====== Data records
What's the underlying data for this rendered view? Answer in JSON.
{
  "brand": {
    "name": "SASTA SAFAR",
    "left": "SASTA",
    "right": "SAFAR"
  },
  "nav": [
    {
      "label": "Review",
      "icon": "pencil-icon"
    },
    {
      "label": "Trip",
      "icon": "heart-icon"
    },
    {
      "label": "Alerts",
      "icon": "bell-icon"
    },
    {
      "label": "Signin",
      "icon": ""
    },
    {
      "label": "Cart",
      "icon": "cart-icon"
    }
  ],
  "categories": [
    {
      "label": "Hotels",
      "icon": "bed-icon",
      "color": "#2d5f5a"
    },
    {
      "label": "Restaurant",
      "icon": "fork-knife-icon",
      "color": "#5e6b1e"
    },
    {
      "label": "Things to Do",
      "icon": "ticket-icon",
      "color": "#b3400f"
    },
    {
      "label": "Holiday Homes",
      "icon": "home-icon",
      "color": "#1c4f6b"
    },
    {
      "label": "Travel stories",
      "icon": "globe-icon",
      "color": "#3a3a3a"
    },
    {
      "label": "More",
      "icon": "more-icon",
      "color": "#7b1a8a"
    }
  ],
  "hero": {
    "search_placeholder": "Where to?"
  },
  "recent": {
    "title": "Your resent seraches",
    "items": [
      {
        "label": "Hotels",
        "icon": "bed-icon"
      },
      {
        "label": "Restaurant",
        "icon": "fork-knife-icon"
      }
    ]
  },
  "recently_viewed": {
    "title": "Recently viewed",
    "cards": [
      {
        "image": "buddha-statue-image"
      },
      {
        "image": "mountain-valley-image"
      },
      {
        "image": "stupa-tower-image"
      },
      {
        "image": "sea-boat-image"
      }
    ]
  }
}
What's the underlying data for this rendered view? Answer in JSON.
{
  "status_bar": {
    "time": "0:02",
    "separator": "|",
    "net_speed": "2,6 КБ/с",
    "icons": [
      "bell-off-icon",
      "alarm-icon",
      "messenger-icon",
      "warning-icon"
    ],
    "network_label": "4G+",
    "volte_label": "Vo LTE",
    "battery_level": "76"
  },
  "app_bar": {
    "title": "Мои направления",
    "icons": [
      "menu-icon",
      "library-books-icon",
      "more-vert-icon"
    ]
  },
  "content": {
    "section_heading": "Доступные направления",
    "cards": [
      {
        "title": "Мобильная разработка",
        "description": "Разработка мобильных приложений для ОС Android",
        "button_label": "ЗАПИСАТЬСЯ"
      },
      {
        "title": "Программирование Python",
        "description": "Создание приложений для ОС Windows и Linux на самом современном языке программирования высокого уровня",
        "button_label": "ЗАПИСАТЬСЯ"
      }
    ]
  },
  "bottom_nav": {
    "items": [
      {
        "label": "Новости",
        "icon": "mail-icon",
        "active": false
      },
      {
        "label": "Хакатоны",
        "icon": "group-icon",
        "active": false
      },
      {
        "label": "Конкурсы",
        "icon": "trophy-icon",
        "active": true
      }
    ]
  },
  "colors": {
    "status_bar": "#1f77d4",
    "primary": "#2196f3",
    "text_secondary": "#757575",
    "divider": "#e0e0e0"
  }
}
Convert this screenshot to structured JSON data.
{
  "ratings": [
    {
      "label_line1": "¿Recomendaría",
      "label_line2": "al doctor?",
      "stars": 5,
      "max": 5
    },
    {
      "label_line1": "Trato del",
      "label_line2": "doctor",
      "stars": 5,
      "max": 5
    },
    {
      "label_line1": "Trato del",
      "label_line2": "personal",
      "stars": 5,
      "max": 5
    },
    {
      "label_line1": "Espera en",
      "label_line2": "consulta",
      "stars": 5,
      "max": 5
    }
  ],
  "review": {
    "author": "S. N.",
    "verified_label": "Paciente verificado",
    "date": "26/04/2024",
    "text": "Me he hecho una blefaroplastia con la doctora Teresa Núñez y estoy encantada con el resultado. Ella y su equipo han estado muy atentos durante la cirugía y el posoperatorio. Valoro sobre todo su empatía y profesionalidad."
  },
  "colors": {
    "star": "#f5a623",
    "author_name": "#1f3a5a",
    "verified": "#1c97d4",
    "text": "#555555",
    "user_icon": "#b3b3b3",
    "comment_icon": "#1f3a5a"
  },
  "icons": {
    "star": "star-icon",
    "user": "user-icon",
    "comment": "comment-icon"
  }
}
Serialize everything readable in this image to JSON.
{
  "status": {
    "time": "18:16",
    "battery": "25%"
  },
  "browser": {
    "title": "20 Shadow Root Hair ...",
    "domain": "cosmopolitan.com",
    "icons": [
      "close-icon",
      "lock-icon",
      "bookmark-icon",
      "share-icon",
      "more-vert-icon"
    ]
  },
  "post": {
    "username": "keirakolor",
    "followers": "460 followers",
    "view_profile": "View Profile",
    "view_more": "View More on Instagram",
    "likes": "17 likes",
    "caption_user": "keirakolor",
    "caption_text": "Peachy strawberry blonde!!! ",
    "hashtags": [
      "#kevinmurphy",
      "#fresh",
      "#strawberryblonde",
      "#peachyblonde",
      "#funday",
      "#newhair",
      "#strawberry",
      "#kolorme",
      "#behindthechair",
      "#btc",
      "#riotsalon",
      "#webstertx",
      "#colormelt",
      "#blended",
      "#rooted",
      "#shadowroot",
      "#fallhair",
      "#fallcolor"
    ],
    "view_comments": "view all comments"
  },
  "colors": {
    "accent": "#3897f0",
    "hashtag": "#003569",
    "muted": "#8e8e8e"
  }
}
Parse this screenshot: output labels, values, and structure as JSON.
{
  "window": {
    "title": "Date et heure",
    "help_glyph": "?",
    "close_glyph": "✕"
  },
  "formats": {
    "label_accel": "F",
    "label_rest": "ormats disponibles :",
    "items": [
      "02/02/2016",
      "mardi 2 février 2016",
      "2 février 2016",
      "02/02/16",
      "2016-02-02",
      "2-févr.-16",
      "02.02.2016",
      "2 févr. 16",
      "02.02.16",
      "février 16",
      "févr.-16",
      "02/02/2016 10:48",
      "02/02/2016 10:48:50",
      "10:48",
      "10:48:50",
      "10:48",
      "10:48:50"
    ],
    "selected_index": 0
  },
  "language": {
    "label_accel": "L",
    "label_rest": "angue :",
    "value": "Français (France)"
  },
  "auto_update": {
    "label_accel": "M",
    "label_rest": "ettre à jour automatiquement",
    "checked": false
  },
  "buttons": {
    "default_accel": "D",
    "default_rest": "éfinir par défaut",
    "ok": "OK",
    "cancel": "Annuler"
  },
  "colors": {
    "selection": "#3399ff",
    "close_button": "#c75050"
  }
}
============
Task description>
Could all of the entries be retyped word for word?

Solution to this task>
What's the underlying data for this rendered view? Answer in JSON.
{
  "brand": {
    "name": "SASTA SAFAR",
    "left": "SASTA",
    "right": "SAFAR"
  },
  "nav": [
    {
      "label": "Review",
      "icon": "pencil-icon"
    },
    {
      "label": "Trip",
      "icon": "heart-icon"
    },
    {
      "label": "Alerts",
      "icon": "bell-icon"
    },
    {
      "label": "Signin",
      "icon": ""
    },
    {
      "label": "Cart",
      "icon": "cart-icon"
    }
  ],
  "categories": [
    {
      "label": "Hotels",
      "icon": "bed-icon",
      "color": "#2d5f5a"
    },
    {
      "label": "Restaurant",
      "icon": "fork-knife-icon",
      "color": "#5e6b1e"
    },
    {
      "label": "Things to Do",
      "icon": "ticket-icon",
      "color": "#b3400f"
    },
    {
      "label": "Holiday Homes",
      "icon": "home-icon",
      "color": "#1c4f6b"
    },
    {
      "label": "Travel stories",
      "icon": "globe-icon",
      "color": "#3a3a3a"
    },
    {
      "label": "More",
      "icon": "more-icon",
      "color": "#7b1a8a"
    }
  ],
  "hero": {
    "search_placeholder": "Where to?"
  },
  "recent": {
    "title": "Your resent seraches",
    "items": [
      {
        "label": "Hotels",
        "icon": "bed-icon"
      },
      {
        "label": "Restaurant",
        "icon": "fork-knife-icon"
      }
    ]
  },
  "recently_viewed": {
    "title": "Recently viewed",
    "cards": [
      {
        "image": "buddha-statue-image"
      },
      {
        "image": "mountain-valley-image"
      },
      {
        "image": "stupa-tower-image"
      },
      {
        "image": "sea-boat-image"
      }
    ]
  }
}
What's the underlying data for this rendered view? Answer in JSON.
{
  "status_bar": {
    "time": "0:02",
    "separator": "|",
    "net_speed": "2,6 КБ/с",
    "icons": [
      "bell-off-icon",
      "alarm-icon",
      "messenger-icon",
      "warning-icon"
    ],
    "network_label": "4G+",
    "volte_label": "Vo LTE",
    "battery_level": "76"
  },
  "app_bar": {
    "title": "Мои направления",
    "icons": [
      "menu-icon",
      "library-books-icon",
      "more-vert-icon"
    ]
  },
  "content": {
    "section_heading": "Доступные направления",
    "cards": [
      {
        "title": "Мобильная разработка",
        "description": "Разработка мобильных приложений для ОС Android",
        "button_label": "ЗАПИСАТЬСЯ"
      },
      {
        "title": "Программирование Python",
        "description": "Создание приложений для ОС Windows и Linux на самом современном языке программирования высокого уровня",
        "button_label": "ЗАПИСАТЬСЯ"
      }
    ]
  },
  "bottom_nav": {
    "items": [
      {
        "label": "Новости",
        "icon": "mail-icon",
        "active": false
      },
      {
        "label": "Хакатоны",
        "icon": "group-icon",
        "active": false
      },
      {
        "label": "Конкурсы",
        "icon": "trophy-icon",
        "active": true
      }
    ]
  },
  "colors": {
    "status_bar": "#1f77d4",
    "primary": "#2196f3",
    "text_secondary": "#757575",
    "divider": "#e0e0e0"
  }
}
Convert this screenshot to structured JSON data.
{
  "ratings": [
    {
      "label_line1": "¿Recomendaría",
      "label_line2": "al doctor?",
      "stars": 5,
      "max": 5
    },
    {
      "label_line1": "Trato del",
      "label_line2": "doctor",
      "stars": 5,
      "max": 5
    },
    {
      "label_line1": "Trato del",
      "label_line2": "personal",
      "stars": 5,
      "max": 5
    },
    {
      "label_line1": "Espera en",
      "label_line2": "consulta",
      "stars": 5,
      "max": 5
    }
  ],
  "review": {
    "author": "S. N.",
    "verified_label": "Paciente verificado",
    "date": "26/04/2024",
    "text": "Me he hecho una blefaroplastia con la doctora Teresa Núñez y estoy encantada con el resultado. Ella y su equipo han estado muy atentos durante la cirugía y el posoperatorio. Valoro sobre todo su empatía y profesionalidad."
  },
  "colors": {
    "star": "#f5a623",
    "author_name": "#1f3a5a",
    "verified": "#1c97d4",
    "text": "#555555",
    "user_icon": "#b3b3b3",
    "comment_icon": "#1f3a5a"
  },
  "icons": {
    "star": "star-icon",
    "user": "user-icon",
    "comment": "comment-icon"
  }
}
Serialize everything readable in this image to JSON.
{
  "status": {
    "time": "18:16",
    "battery": "25%"
  },
  "browser": {
    "title": "20 Shadow Root Hair ...",
    "domain": "cosmopolitan.com",
    "icons": [
      "close-icon",
      "lock-icon",
      "bookmark-icon",
      "share-icon",
      "more-vert-icon"
    ]
  },
  "post": {
    "username": "keirakolor",
    "followers": "460 followers",
    "view_profile": "View Profile",
    "view_more": "View More on Instagram",
    "likes": "17 likes",
    "caption_user": "keirakolor",
    "caption_text": "Peachy strawberry blonde!!! ",
    "hashtags": [
      "#kevinmurphy",
      "#fresh",
      "#strawberryblonde",
      "#peachyblonde",
      "#funday",
      "#newhair",
      "#strawberry",
      "#kolorme",
      "#behindthechair",
      "#btc",
      "#riotsalon",
      "#webstertx",
      "#colormelt",
      "#blended",
      "#rooted",
      "#shadowroot",
      "#fallhair",
      "#fallcolor"
    ],
    "view_comments": "view all comments"
  },
  "colors": {
    "accent": "#3897f0",
    "hashtag": "#003569",
    "muted": "#8e8e8e"
  }
}
Parse this screenshot: output labels, values, and structure as JSON.
{
  "window": {
    "title": "Date et heure",
    "help_glyph": "?",
    "close_glyph": "✕"
  },
  "formats": {
    "label_accel": "F",
    "label_rest": "ormats disponibles :",
    "items": [
      "02/02/2016",
      "mardi 2 février 2016",
      "2 février 2016",
      "02/02/16",
      "2016-02-02",
      "2-févr.-16",
      "02.02.2016",
      "2 févr. 16",
      "02.02.16",
      "février 16",
      "févr.-16",
      "02/02/2016 10:48",
      "02/02/2016 10:48:50",
      "10:48",
      "10:48:50",
      "10:48",
      "10:48:50"
    ],
    "selected_index": 0
  },
  "language": {
    "label_accel": "L",
    "label_rest": "angue :",
    "value": "Français (France)"
  },
  "auto_update": {
    "label_accel": "M",
    "label_rest": "ettre à jour automatiquement",
    "checked": false
  },
  "buttons": {
    "default_accel": "D",
    "default_rest": "éfinir par défaut",
    "ok": "OK",
    "cancel": "Annuler"
  },
  "colors": {
    "selection": "#3399ff",
    "close_button": "#c75050"
  }
}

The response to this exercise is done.